More recently, the House released its version of child nutrition reauthorization. George Miller, chairman of the Education and Labor Committee, released the “Improving Nutrition for America’s Children’s Act of 2010″ (H.R. 5504). This bill takes a much larger step toward increasing access for many of the nation’s children from families with low incomes. In addition to offering direct certification for foster care and children in Medicaid (phased in), the bill also encourages expansions in the School Breakfast Program, provides protections for discrimination or segregation of children eligible for free or reduced-price lunch, and also addresses the quality of meals served in schools. Though an official cost estimate has not been released, the legislation is predicted to require approximately $8 billion over 10 years.

Our Nation’s Children Cannot Afford to Wait

Voices looks to Congress to finish its work on both the House (H.R. 5504) and Senate (S. 3307) bills. We believe federal child nutrition programs play a critical role in helping children, especially those in rural and urban settings where access to healthy foods may be limited.  One sure way to prevent children from going to bed hungry is to provide healthy, nutritious meals at the places they gather (child care centers, school, and after-school programs). We believe that a strong child nutrition reauthorization can do this.

I find myself using the “class war” tag on every entry these days.

We Could All Learn Something From Pennsylvania, It Seems

Thursday, May 27th, 2010

The Farmer’s Market Nutrition Program is a federally-funded service that gives recipients of the Women, Infants, and Children food supplement program extra benefits that can be spent at farmer’s markets. (There is also a program for seniors.)  I’m not sure about this one. It sounds great, but when you read the fine print it’s so little money—families can only receive between $10 and $30 annually. That’s like, one trip to the farmer’s market, if your state participates. (List of participating states and assistance levels here.)

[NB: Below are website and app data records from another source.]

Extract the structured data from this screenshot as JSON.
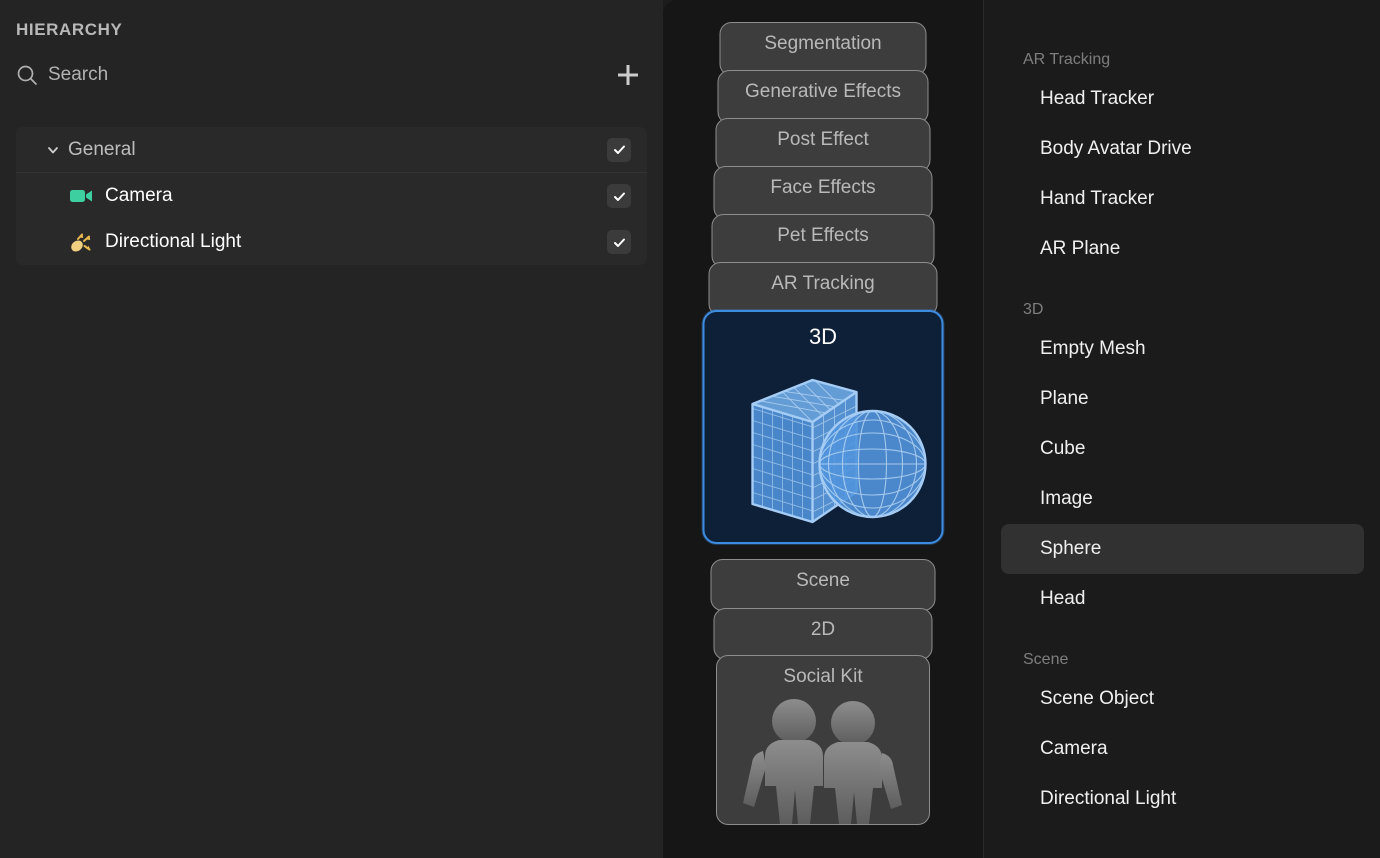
{
  "hierarchy": {
    "title": "HIERARCHY",
    "search": {
      "placeholder": "Search",
      "value": "",
      "icon": "search-icon"
    },
    "add_button": {
      "icon": "plus-icon",
      "label": "+"
    },
    "tree": [
      {
        "label": "General",
        "type": "group",
        "expanded": true,
        "checked": true,
        "icon": "chevron-down-icon"
      },
      {
        "label": "Camera",
        "type": "child",
        "checked": true,
        "icon": "camera-icon",
        "icon_color": "#3ecfa0"
      },
      {
        "label": "Directional Light",
        "type": "child",
        "checked": true,
        "icon": "directional-light-icon",
        "icon_color": "#f0d080"
      }
    ]
  },
  "stack": {
    "cards": [
      {
        "label": "Segmentation",
        "selected": false
      },
      {
        "label": "Generative Effects",
        "selected": false
      },
      {
        "label": "Post Effect",
        "selected": false
      },
      {
        "label": "Face Effects",
        "selected": false
      },
      {
        "label": "Pet Effects",
        "selected": false
      },
      {
        "label": "AR Tracking",
        "selected": false
      },
      {
        "label": "3D",
        "selected": true,
        "art": "cube-and-sphere-wireframe"
      },
      {
        "label": "Scene",
        "selected": false
      },
      {
        "label": "2D",
        "selected": false
      },
      {
        "label": "Social Kit",
        "selected": false,
        "art": "two-people-silhouette"
      }
    ]
  },
  "list": {
    "sections": [
      {
        "header": "AR Tracking",
        "items": [
          {
            "label": "Head Tracker",
            "hovered": false
          },
          {
            "label": "Body Avatar Drive",
            "hovered": false
          },
          {
            "label": "Hand Tracker",
            "hovered": false
          },
          {
            "label": "AR Plane",
            "hovered": false
          }
        ]
      },
      {
        "header": "3D",
        "items": [
          {
            "label": "Empty Mesh",
            "hovered": false
          },
          {
            "label": "Plane",
            "hovered": false
          },
          {
            "label": "Cube",
            "hovered": false
          },
          {
            "label": "Image",
            "hovered": false
          },
          {
            "label": "Sphere",
            "hovered": true
          },
          {
            "label": "Head",
            "hovered": false
          }
        ]
      },
      {
        "header": "Scene",
        "items": [
          {
            "label": "Scene Object",
            "hovered": false
          },
          {
            "label": "Camera",
            "hovered": false
          },
          {
            "label": "Directional Light",
            "hovered": false
          }
        ]
      }
    ]
  },
  "colors": {
    "accent_blue": "#3d8ce0",
    "card_bg": "#3d3d3d",
    "selected_card_bg": "#0e1f38",
    "panel_bg": "#1b1b1b",
    "hierarchy_bg": "#242424",
    "camera_green": "#3ecfa0",
    "light_yellow": "#f0d080"
  }
}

But check out Pennsylvania! With 1,148 participating markets, this wee state accounts for almost half of the 2,662 markets nationwide. Furthermore, the Food Trust operates in more than 30 markets, all located in low-income neighborhoods or those underserved by supermarkets and other traditional food outlets. They all accept EBT (aka food stamps). These people are doing it! They also run school programs and all manner of good things, like the Healthy Corner Store initiative. This is grassroots shit. I donated!

(By way of comparison, of the 44 or so Greenmarkets in Brooklyn, only half accept EBTs)

—Snacktime

I have no idea what this image is, I found it on a website called geekadelphia, and I love Benjamin Franklin, so there you go.

Food Stamps That Are Twice as Nice

Wednesday, May 26th, 2010

Did you know you can’t use food stamps at most New York City farmer’s markets? I’m guessing that’s true of a lot of places. Too bad, because there is a great new project that could make farmer’s markets even more attractive to food stamp users. The Wholesome Wave Foundation, founded by Chef Michel Nissan and Gus Schumacher, a policy guy, has launched the Double Value Coupon program, which doubles the amount of food that can be purchased with the subsidy at farmer’s markets. Only the ones that accept the stamps in the first place, of course.

The Food Stamp Stimulus Package

Thursday, May 20th, 2010

The USDA announced a new program today to make it easier for recipients of food benefits to find stores that accept food stamps. They also released stats on how food stamps not only reduce hunger and increase food security, but also build local economies:

SNAP benefits, which are now provided to recipients electronically, help low income families put healthy food on the table and provide an economic stimulus that strengthens communities. Research shows that every $5 in new SNAP benefits generates as much as $9.20 in economic activity. While SNAP benefits are administered by states, they are 100 percent federally funded and move quickly into local economies, with 97 percent of SNAP benefits redeemed within a month.

—Snacktime